PROBLEM: Within the records that follow, find every line containing the string "icon". Copy those lines.

DATA EXCERPTS:
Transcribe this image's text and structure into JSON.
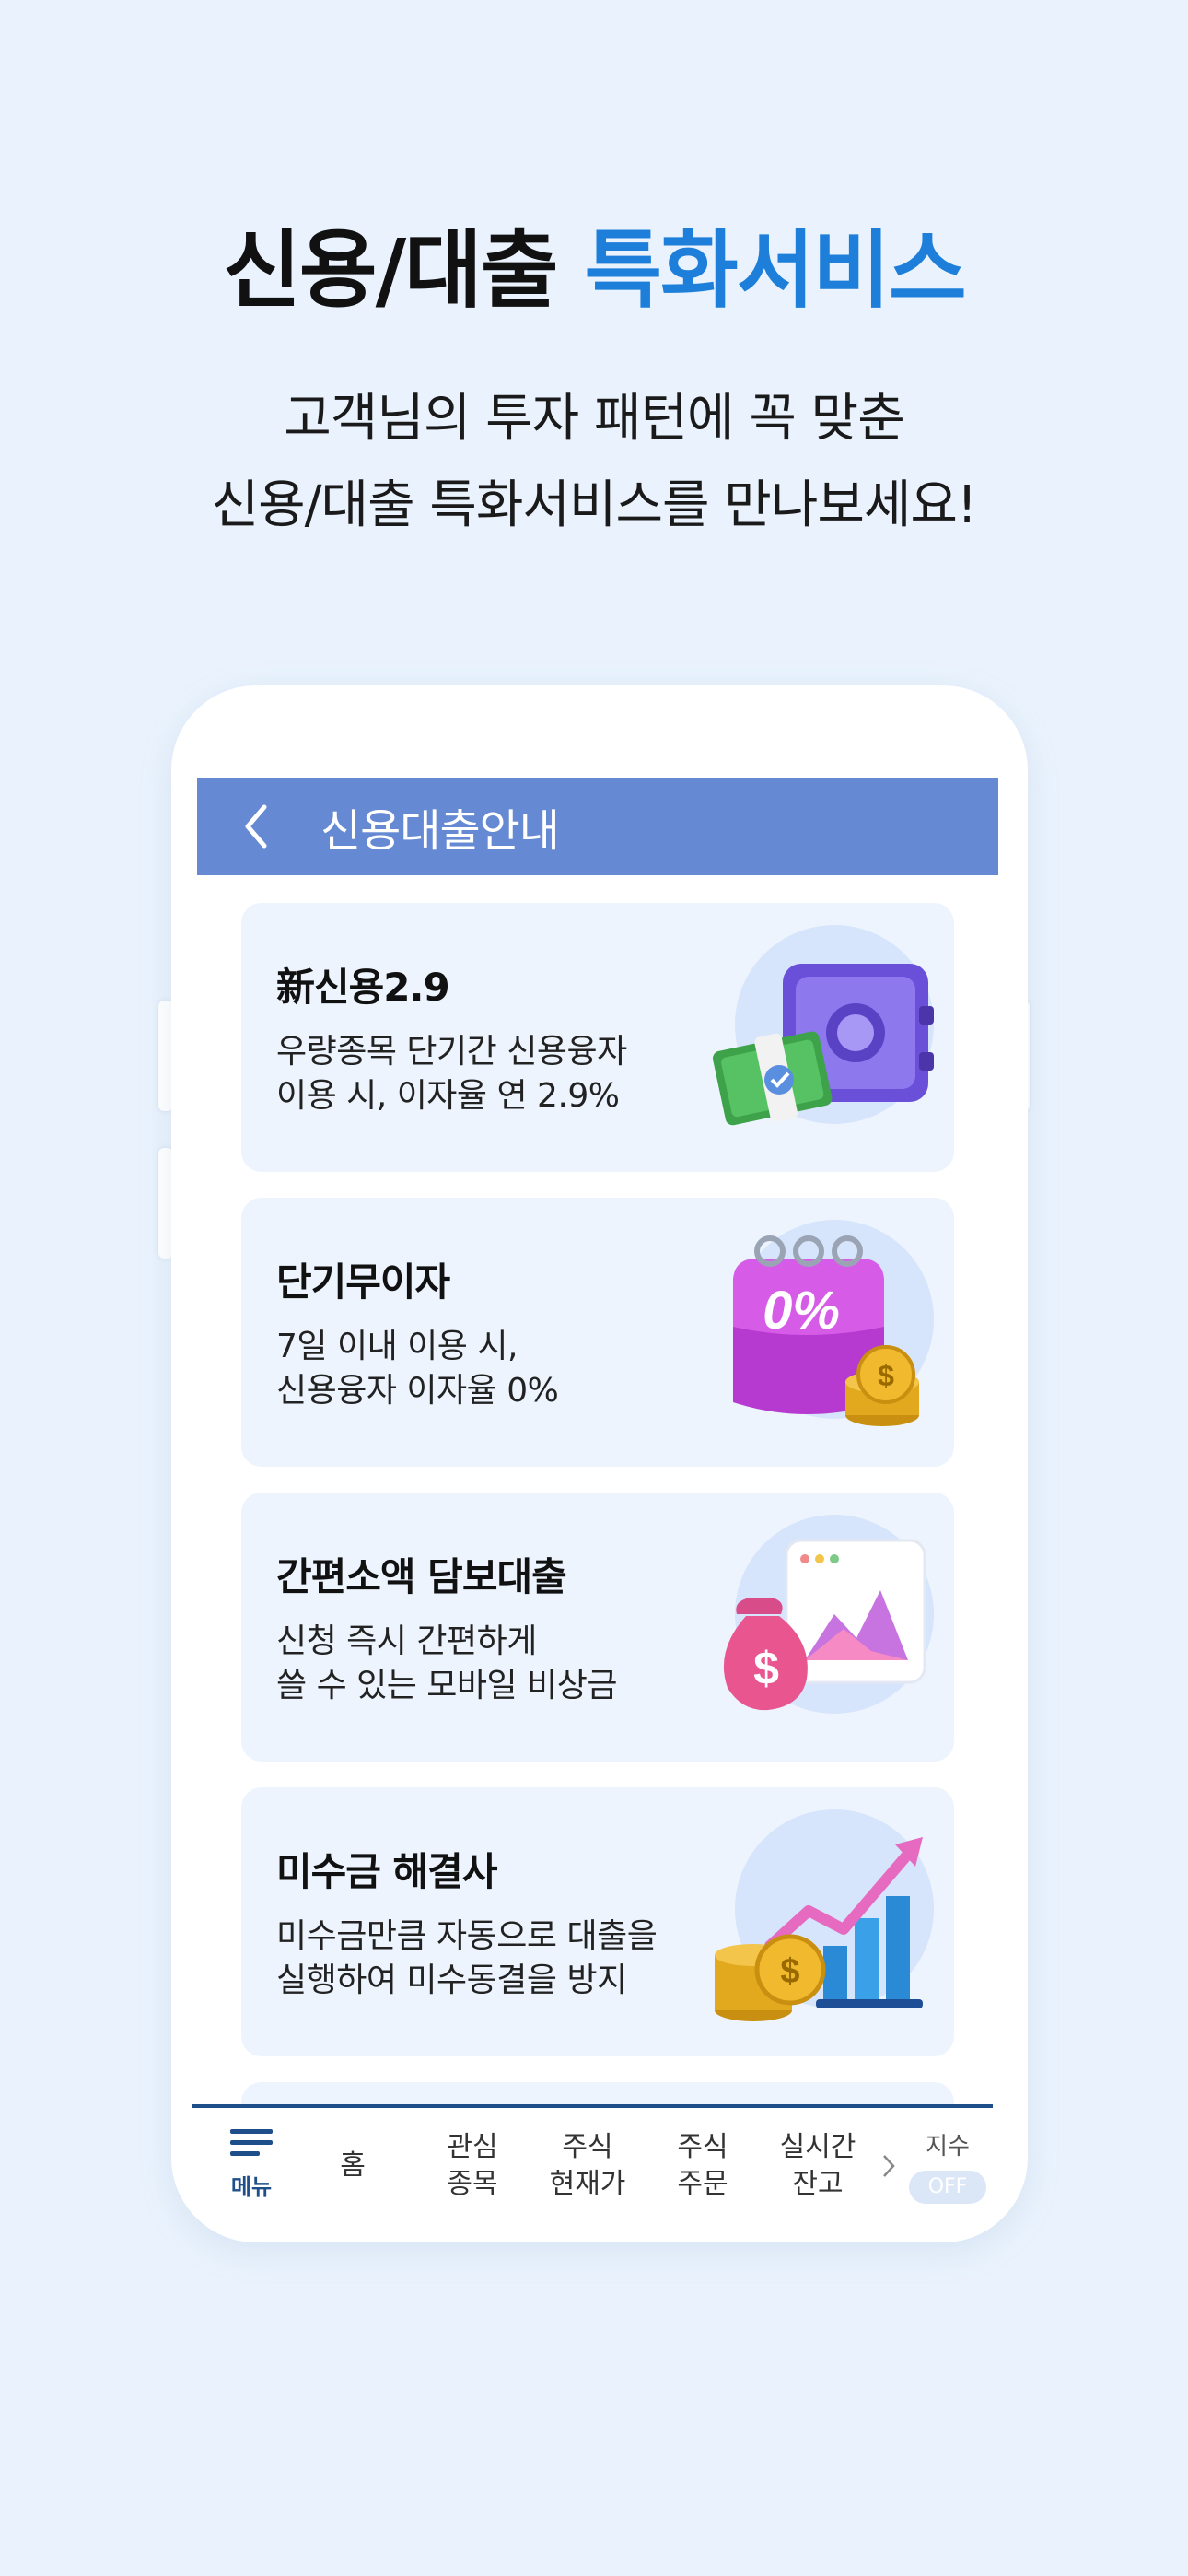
{
  "headline": {
    "part1": "신용/대출",
    "part2": "특화서비스"
  },
  "subtitle": {
    "line1": "고객님의 투자 패턴에 꼭 맞춘",
    "line2": "신용/대출 특화서비스를 만나보세요!"
  },
  "appbar": {
    "title": "신용대출안내",
    "back_icon": "chevron-left-icon"
  },
  "cards": [
    {
      "title": "新신용2.9",
      "line1": "우량종목 단기간 신용융자",
      "line2": "이용 시, 이자율 연 2.9%",
      "icon": "safe-money-icon"
    },
    {
      "title": "단기무이자",
      "line1": "7일 이내 이용 시,",
      "line2": "신용융자 이자율 0%",
      "icon": "calendar-zero-percent-icon",
      "badge": "0%"
    },
    {
      "title": "간편소액 담보대출",
      "line1": "신청 즉시 간편하게",
      "line2": "쓸 수 있는 모바일 비상금",
      "icon": "money-bag-chart-icon"
    },
    {
      "title": "미수금 해결사",
      "line1": "미수금만큼 자동으로 대출을",
      "line2": "실행하여 미수동결을 방지",
      "icon": "coins-growth-chart-icon"
    }
  ],
  "nav": {
    "menu": "메뉴",
    "home": "홈",
    "watch": {
      "l1": "관심",
      "l2": "종목"
    },
    "price": {
      "l1": "주식",
      "l2": "현재가"
    },
    "order": {
      "l1": "주식",
      "l2": "주문"
    },
    "balance": {
      "l1": "실시간",
      "l2": "잔고"
    },
    "index": {
      "label": "지수",
      "toggle": "OFF"
    }
  },
  "colors": {
    "accent": "#1d7fd9",
    "appbar": "#6689d3",
    "card_bg": "#edf4fe",
    "page_bg": "#eaf3fd",
    "nav_border": "#1f4f8a"
  }
}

RESPONSE BOX:
    "back_icon": "chevron-left-icon"
      "icon": "safe-money-icon"
      "icon": "calendar-zero-percent-icon",
      "icon": "money-bag-chart-icon"
      "icon": "coins-growth-chart-icon"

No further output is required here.